DESCRIPTION OF THE TASK: Make a verbatim copy of the entries below; pictures stay out.

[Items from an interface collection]
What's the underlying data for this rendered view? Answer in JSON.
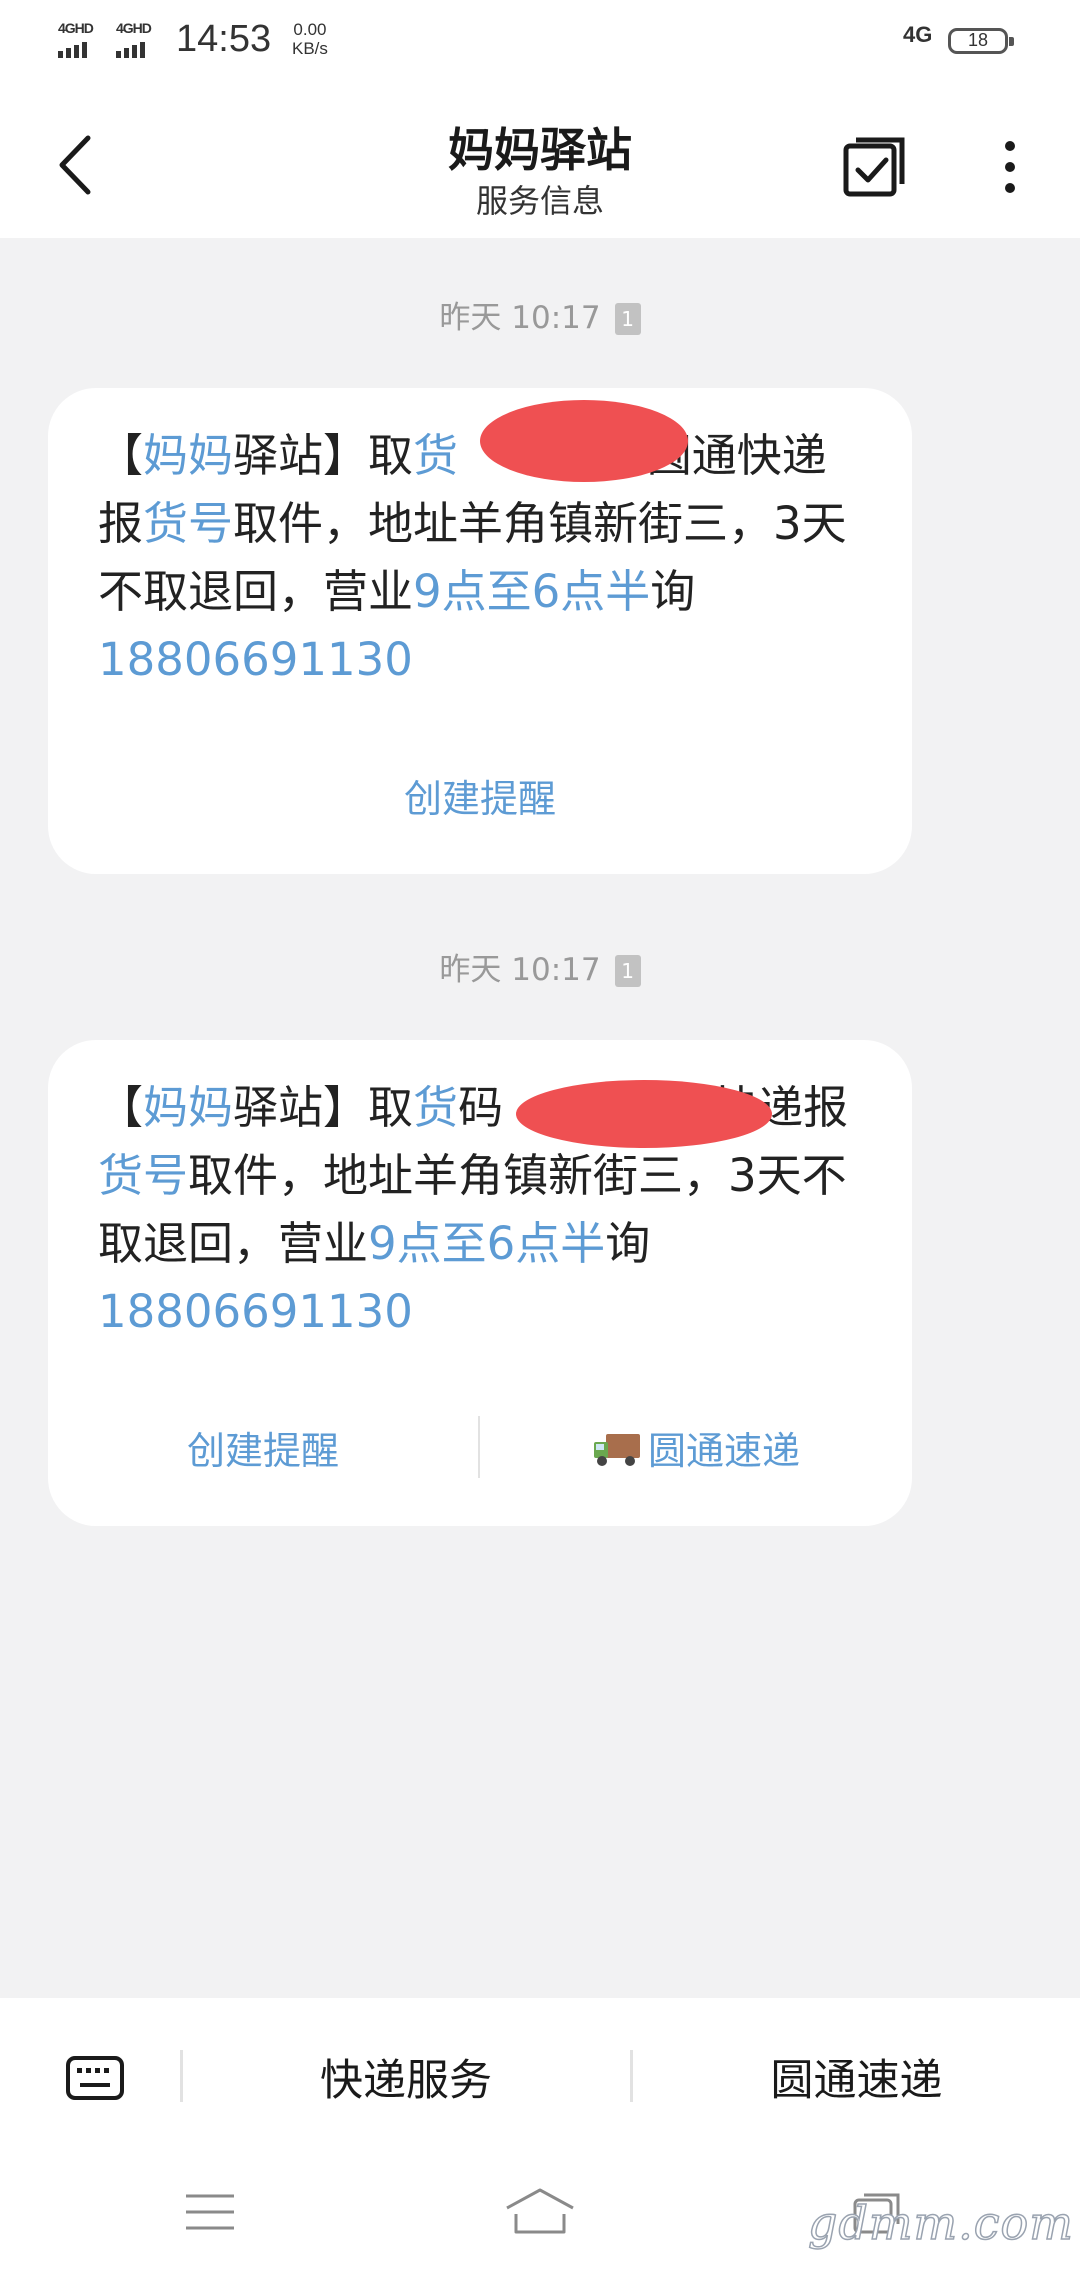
{
  "status_bar": {
    "network_1": "4GHD",
    "network_2": "4GHD",
    "time": "14:53",
    "speed_value": "0.00",
    "speed_unit": "KB/s",
    "mobile_data": "4G",
    "battery": "18"
  },
  "header": {
    "title": "妈妈驿站",
    "subtitle": "服务信息"
  },
  "messages": [
    {
      "timestamp": "昨天 10:17",
      "sim": "1",
      "text_parts": [
        "【",
        "妈妈",
        "驿站】取",
        "货",
        "3圆通快递报",
        "货号",
        "取件，地址羊角镇新街三，3天不取退回，营业",
        "9点至6点半",
        "询",
        "18806691130"
      ],
      "actions": [
        "创建提醒"
      ]
    },
    {
      "timestamp": "昨天 10:17",
      "sim": "1",
      "text_parts": [
        "【",
        "妈妈",
        "驿站】取",
        "货",
        "码",
        "通快递报",
        "货号",
        "取件，地址羊角镇新街三，3天不取退回，营业",
        "9点至6点半",
        "询",
        "18806691130"
      ],
      "actions": [
        "创建提醒",
        "圆通速递"
      ]
    }
  ],
  "bottom_bar": {
    "menu_1": "快递服务",
    "menu_2": "圆通速递"
  },
  "watermark": "gdmm.com",
  "colors": {
    "link": "#5d9bd4",
    "redaction": "#ef5052",
    "background": "#f2f2f3"
  }
}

FINISHED EXERCISE:
What's the underlying data for this rendered view? Answer in JSON.
{
  "status_bar": {
    "network_1": "4GHD",
    "network_2": "4GHD",
    "time": "14:53",
    "speed_value": "0.00",
    "speed_unit": "KB/s",
    "mobile_data": "4G",
    "battery": "18"
  },
  "header": {
    "title": "妈妈驿站",
    "subtitle": "服务信息"
  },
  "messages": [
    {
      "timestamp": "昨天 10:17",
      "sim": "1",
      "text_parts": [
        "【",
        "妈妈",
        "驿站】取",
        "货",
        "3圆通快递报",
        "货号",
        "取件，地址羊角镇新街三，3天不取退回，营业",
        "9点至6点半",
        "询",
        "18806691130"
      ],
      "actions": [
        "创建提醒"
      ]
    },
    {
      "timestamp": "昨天 10:17",
      "sim": "1",
      "text_parts": [
        "【",
        "妈妈",
        "驿站】取",
        "货",
        "码",
        "通快递报",
        "货号",
        "取件，地址羊角镇新街三，3天不取退回，营业",
        "9点至6点半",
        "询",
        "18806691130"
      ],
      "actions": [
        "创建提醒",
        "圆通速递"
      ]
    }
  ],
  "bottom_bar": {
    "menu_1": "快递服务",
    "menu_2": "圆通速递"
  },
  "watermark": "gdmm.com",
  "colors": {
    "link": "#5d9bd4",
    "redaction": "#ef5052",
    "background": "#f2f2f3"
  }
}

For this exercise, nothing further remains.